Spawn: Blood & Shadows |
Paul Jenkins, writer,
Ashley Wood, artist
Someone's living in an old house which was once an asylum. Before that, it was an Indian burial ground, the scene of a mass slaughter by early American colonists.
Can anyone say "cliche"?
Blood & Shadows is an attempt by Todd McFarlane's people to break the Spawn character out of his typical hell-powered superhero role and give him some psychological depth. It doesn't work, and not just because Spawn hardly makes an appearance in the book.
(For the record, I was a big fan of McFarlane when he took Marvel's Spider-Man in a new direction, both writing and drawing the character in new and cool ways. When he went solo to begin his own company and birth the Spawn character, he made a good start and built a popular series around the character of a government assassin who, assassinated himself, makes a bad deal with the Devil, gains a whole bunch of power and a powerful lot of ugly -- and proceeds to break his bargain to fight on the side of the righteous. But McFarlane started losing it somewhere along the line, perhaps when he decided to make folk heroes of the rock band Kiss and dabble in the realm of evil clowns. Sigh.)
Based on his introduction to his book, McFarlane is pleased as punch with Blood & Shadows, which he likens to DC's landmark Arkham Asylum. But it's a poor comparison. Grant Morrison's Arkham Asylum broke new ground, and the artwork by Dave McKean was so good because it was so bad -- the acid-touched style suited the mood and subject admirably.
The only similarity here is the style of art -- which in this case is merely annoying, since there's not the same sense of all-encompassing madness that made Arkham such a good story -- and the fact that there's an asylum involved.
Here's the story in short: A female cop is on the trail of a serial killer. She also is moving in with her long-time female lover, a stripper, and they've moved far from her precinct because she fears being "outed" and losing her shot at a captaincy. They move into the former asylum/burial ground and sense that things there are "weird."
Conveniently enough, there aren't any normal people living there. The place is populated by the likes of Greta, who in her youth was the lover of a notorious doctor at Auschwitz and now pretends to be a Jewish survivor of the camp; Raphael, who killed two good samaritans as his rite of passage into a gang and can't live with the guilt; Mr. Sutter, a former teacher who was too fond of his male pupils; crackheads Johnny and Cindy; and Ronnie, who likes to set fires. (That last character kinda gives things away, doesn't it?)
Leah, the cop, and Camille, the stripper, seem to argue more than anything, which makes one wonder why they decided to move in together -- particularly when Camille reveals during one of their fights that they've been together six months and never had sex. And Leah has a festering demon complex because of her domineering mother.

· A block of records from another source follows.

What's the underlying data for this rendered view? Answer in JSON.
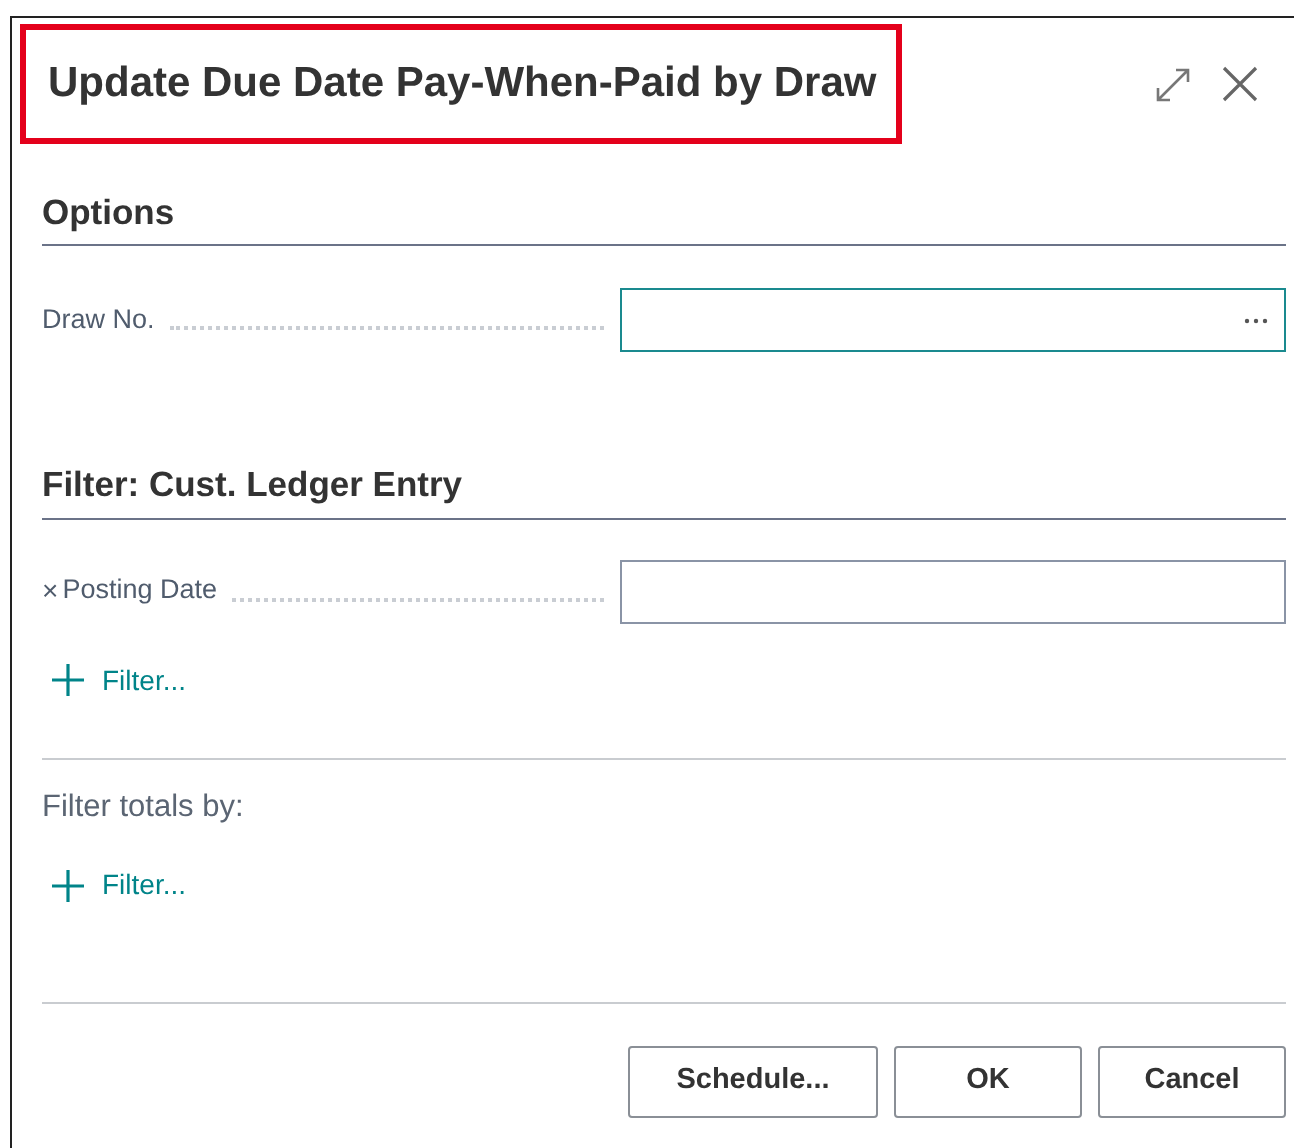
{
  "dialog": {
    "title": "Update Due Date Pay-When-Paid by Draw",
    "title_highlighted": true
  },
  "options": {
    "heading": "Options",
    "fields": [
      {
        "kind": "lookup",
        "label": "Draw No.",
        "focused": true
      }
    ]
  },
  "filter": {
    "heading": "Filter: Cust. Ledger Entry",
    "fields": [
      {
        "kind": "filter",
        "remove": "×",
        "label": "Posting Date",
        "focused": false
      }
    ],
    "add_filter": "Filter..."
  },
  "totals": {
    "label": "Filter totals by:",
    "add_filter": "Filter..."
  },
  "buttons": [
    "Schedule...",
    "OK",
    "Cancel"
  ]
}
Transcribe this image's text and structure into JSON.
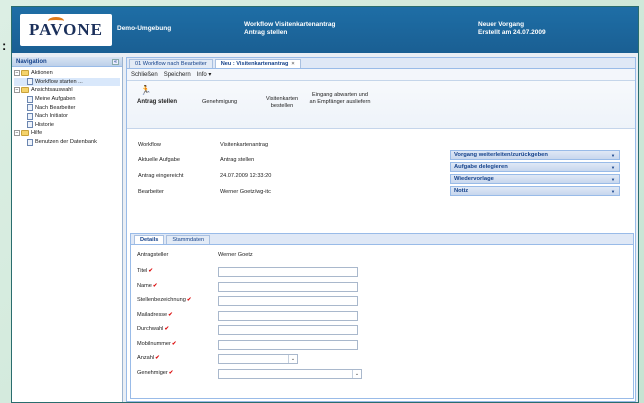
{
  "header": {
    "logo": "PAVONE",
    "environment": "Demo-Umgebung",
    "workflow_title_1": "Workflow Visitenkartenantrag",
    "workflow_title_2": "Antrag stellen",
    "status_1": "Neuer Vorgang",
    "status_2": "Erstellt am 24.07.2009"
  },
  "colon_marker": ":",
  "navigation": {
    "title": "Navigation",
    "collapse": "«",
    "items": [
      {
        "label": "Aktionen",
        "type": "folder",
        "level": 0,
        "twist": "−"
      },
      {
        "label": "Workflow starten ...",
        "type": "page",
        "level": 1
      },
      {
        "label": "Ansichtsauswahl",
        "type": "folder",
        "level": 0,
        "twist": "−"
      },
      {
        "label": "Meine Aufgaben",
        "type": "page",
        "level": 1
      },
      {
        "label": "Nach Bearbeiter",
        "type": "page",
        "level": 1
      },
      {
        "label": "Nach Initiator",
        "type": "page",
        "level": 1
      },
      {
        "label": "Historie",
        "type": "page",
        "level": 1
      },
      {
        "label": "Hilfe",
        "type": "folder",
        "level": 0,
        "twist": "−"
      },
      {
        "label": "Benutzen der Datenbank",
        "type": "page",
        "level": 1
      }
    ]
  },
  "tabs": [
    {
      "label": "01 Workflow nach Bearbeiter",
      "active": false
    },
    {
      "label": "Neu : Visitenkartenantrag",
      "active": true,
      "close": "×"
    }
  ],
  "toolbar": {
    "close": "Schließen",
    "save": "Speichern",
    "info": "Info ▾"
  },
  "steps": [
    {
      "label": "Antrag stellen",
      "active": true
    },
    {
      "label": "Genehmigung",
      "active": false
    },
    {
      "label": "Visitenkarten bestellen",
      "active": false
    },
    {
      "label": "Eingang abwarten und an Empfänger ausliefern",
      "active": false
    }
  ],
  "runner_icon": "🏃",
  "info": {
    "workflow_label": "Workflow",
    "workflow_value": "Visitenkartenantrag",
    "task_label": "Aktuelle Aufgabe",
    "task_value": "Antrag stellen",
    "received_label": "Antrag eingereicht",
    "received_value": "24.07.2009 12:33:20",
    "editor_label": "Bearbeiter",
    "editor_value": "Werner Goetz/wg-itc"
  },
  "panels": [
    {
      "label": "Vorgang weiterleiten/zurückgeben",
      "arrow": "▾"
    },
    {
      "label": "Aufgabe delegieren",
      "arrow": "▾"
    },
    {
      "label": "Wiedervorlage",
      "arrow": "▾"
    },
    {
      "label": "Notiz",
      "arrow": "▾"
    }
  ],
  "form_tabs": [
    {
      "label": "Details",
      "active": true
    },
    {
      "label": "Stammdaten",
      "active": false
    }
  ],
  "form": {
    "requester_label": "Antragsteller",
    "requester_value": "Werner Goetz",
    "required_mark": "✔",
    "fields": [
      {
        "label": "Titel",
        "value": ""
      },
      {
        "label": "Name",
        "value": ""
      },
      {
        "label": "Stellenbezeichnung",
        "value": ""
      },
      {
        "label": "Mailadresse",
        "value": ""
      },
      {
        "label": "Durchwahl",
        "value": ""
      },
      {
        "label": "Mobilnummer",
        "value": ""
      }
    ],
    "count_label": "Anzahl",
    "count_value": "",
    "approver_label": "Genehmiger",
    "approver_value": "",
    "dropdown_arrow": "⌄"
  }
}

The story about Leah and Camille and the serial killer might have made a good story without all the extraneous garbage about Indian burial grounds and Auschwitz and such. What role do most of the protagonists' neighbors plays in all this? Nothing, except to be there as filler, to drive home the point that the place and its people are weird. And it further devolves into further cliches when we get into tired plot devices about cops who break the rules in pursuit of clues, angry police chiefs, federal involvement when the locals screw up and, ultimately, a cop who's chasing himself.
I have no clue what the bit in the beginning, with a crow and a bear and some kind of seer figure, has to do with anything at all.

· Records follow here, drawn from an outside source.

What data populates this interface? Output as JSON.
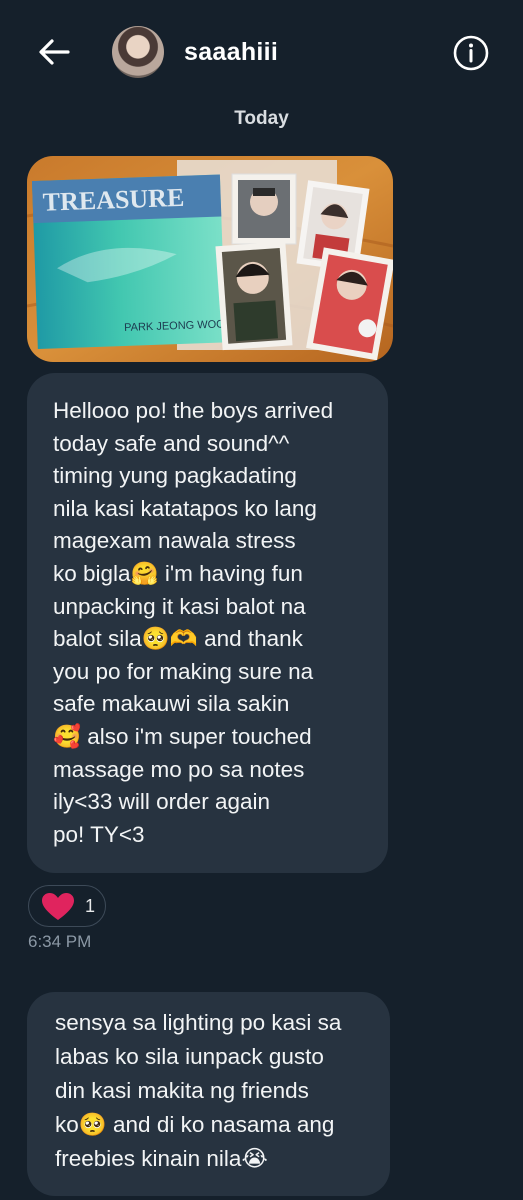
{
  "header": {
    "username": "saaahiii",
    "back_icon": "arrow-left-icon",
    "info_icon": "info-circle-icon"
  },
  "conversation": {
    "date_divider": "Today",
    "photo": {
      "album_title": "TREASURE",
      "member_name": "PARK JEONG WOO"
    },
    "messages": [
      {
        "text": "Hellooo po! the boys arrived\ntoday safe and sound^^\ntiming yung pagkadating\nnila kasi katatapos ko lang\nmagexam nawala stress\nko bigla🤗 i'm having fun\nunpacking it kasi balot na\nbalot sila🥺🫶 and thank\nyou po for making sure na\nsafe makauwi sila sakin\n🥰 also i'm super touched\nmassage mo po sa notes\nily<33 will order again\npo! TY<3",
        "reaction_icon": "heart-icon",
        "reaction_count": "1",
        "time": "6:34 PM"
      },
      {
        "text": "sensya sa lighting po kasi sa\nlabas ko sila iunpack gusto\ndin kasi makita ng friends\nko🥺 and di ko nasama ang\nfreebies kinain nila😭"
      }
    ]
  },
  "colors": {
    "background": "#15202b",
    "bubble": "#273340",
    "reaction_heart": "#f91880",
    "muted_text": "#8b98a5"
  }
}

The whole subplot about Leah and her mother and some very illegal surgery in Leah's youth is just silly. The climactic finish lacks climax.
And what about Spawn, the title character of the book? He flits about here and there, somehow transformed into an angel of Heaven and Hell who can foretell people's post-death fates. His relationship to the Spawn of the ongoing series is completely unclear.
Oh, and Ronnie sets fires. And none too soon.
[ by Tom Knapp ]